Russia has inflicted huge damage on Ukraine, and terrible cruelties on its people, and continues to do so. However, a war that was supposed to lead to the capture of Kyiv within days has now lasted nearly three months. There is no indication that Russia is winning, or can win – and this is thanks not just to Ukrainian heroics, but also to assistance given by Nato.
The resurgence of the Atlantic alliance has been another unpredictable consequence of this war, quite contrary to Putin’s supposed aims.
To many in the West, especially at the heart of the European Union, Nato was just a relic of the Cold War. Like a Trabant or a jukebox, it seemed to belong in a museum.
For most on this side of the Atlantic, international relations after 1991, when the Soviet Union went to its unlamented grave, meant the European Union. It steadily grew to 28 countries, absorbing many states from the former Soviet bloc. With Russia diminished, humbled, introspective and sinking into corruption as it built a post-Soviet existence, the EU felt entitled to assume its self-appointed destiny of commanding the continent’s future.
Inevitably, in that heady moment of triumph – a triumph brought about more by the Soviet Union’s economic and moral weakness and America’s firepower than by anything the EU could offer – it, too, began to overreach itself.
As treaty after treaty – Maastricht, Amsterdam, Lisbon – was concluded, and the EU’s ambition and central control grew, talk became more frequent of a federation, and the trappings that go with it. One was a European army, something pointless if Nato was serving its purpose.
Nonetheless, France, Britain (under Tony Blair) and Germany agreed in principle on a European Defence Force at St Malo in 1998, albeit in a very different world.

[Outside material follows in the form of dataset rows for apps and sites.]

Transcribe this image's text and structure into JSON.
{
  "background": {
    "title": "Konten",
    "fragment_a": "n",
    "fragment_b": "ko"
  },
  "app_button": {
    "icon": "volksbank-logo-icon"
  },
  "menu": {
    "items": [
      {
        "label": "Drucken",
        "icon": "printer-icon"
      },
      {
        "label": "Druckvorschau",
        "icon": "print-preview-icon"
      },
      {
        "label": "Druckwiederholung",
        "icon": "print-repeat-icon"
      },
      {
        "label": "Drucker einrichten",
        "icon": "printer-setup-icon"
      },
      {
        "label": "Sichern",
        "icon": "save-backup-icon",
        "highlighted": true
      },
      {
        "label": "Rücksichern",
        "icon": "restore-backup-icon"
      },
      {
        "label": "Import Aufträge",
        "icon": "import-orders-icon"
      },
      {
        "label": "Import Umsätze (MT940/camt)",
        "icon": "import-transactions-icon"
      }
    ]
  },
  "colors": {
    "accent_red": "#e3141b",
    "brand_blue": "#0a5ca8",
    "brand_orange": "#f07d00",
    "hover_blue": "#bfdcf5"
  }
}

The dream was helped by a strain of anti-Americanism in Europe that became especially apparent during the second Gulf War.
France notably, but also Germany, imagined they wanted America detached from the defence of Europe, and that doing so would not affect their security. Such attitudes helped turn Britain against the EU and led, six years ago, to its voting to leave the bloc altogether. They also fostered a hubristic cast of mind that, before 2014, had Brussels toying with Ukraine about the possibilities of its EU membership.
When Russia made its first move on eastern Ukraine in the winter of 2014 the EU headed for the hills, too terrified to provoke a fight with a powerful neighbour over something so trivial as a little guy who showed an interest in joining the club. Reality had intervened.
If it has taken a greater attack on Ukraine to expose the true weakness of Russia and its deluded leader, it has also exposed the true weakness of the EU as an actor in international relations on its own continent – and the absolute indispensability of Nato if Europe is not to repeat the blood-soaked mistakes of the 20th century in the 21st.
One of the reasons Putin offered for attacking Ukraine was that if it were to join Nato he would regard it as a Western threat to Russia, despite Nato being an avowed and unequivocal defensive, not offensive, alliance.
Putin’s excuse may well be a lie: virtually every public statement he makes is. One suspects the real reason for the attack was to accomplish a conquest that would make him look powerful and make his benighted people feel better about the Russia he has created, and to throw his weight around in the world, as bullies do, in the expectation of intimidating others.
The West was caught off guard: despite having its own nuclear deterrent, for a while it was being deterred by Putin’s deranged threats to deploy his.
However, it is now clear that his attempt to stop Nato expansion is actually feeding it. Finland, whose 800-mile border adjoins Russia, for decades resisted the lure of Nato. Now its President Sauli Niinisto and its prime minister, Sanna Marin, have issued a joint statement that “Nato membership would strengthen Finland’s security” and that “Finland must apply for Nato membership without delay”.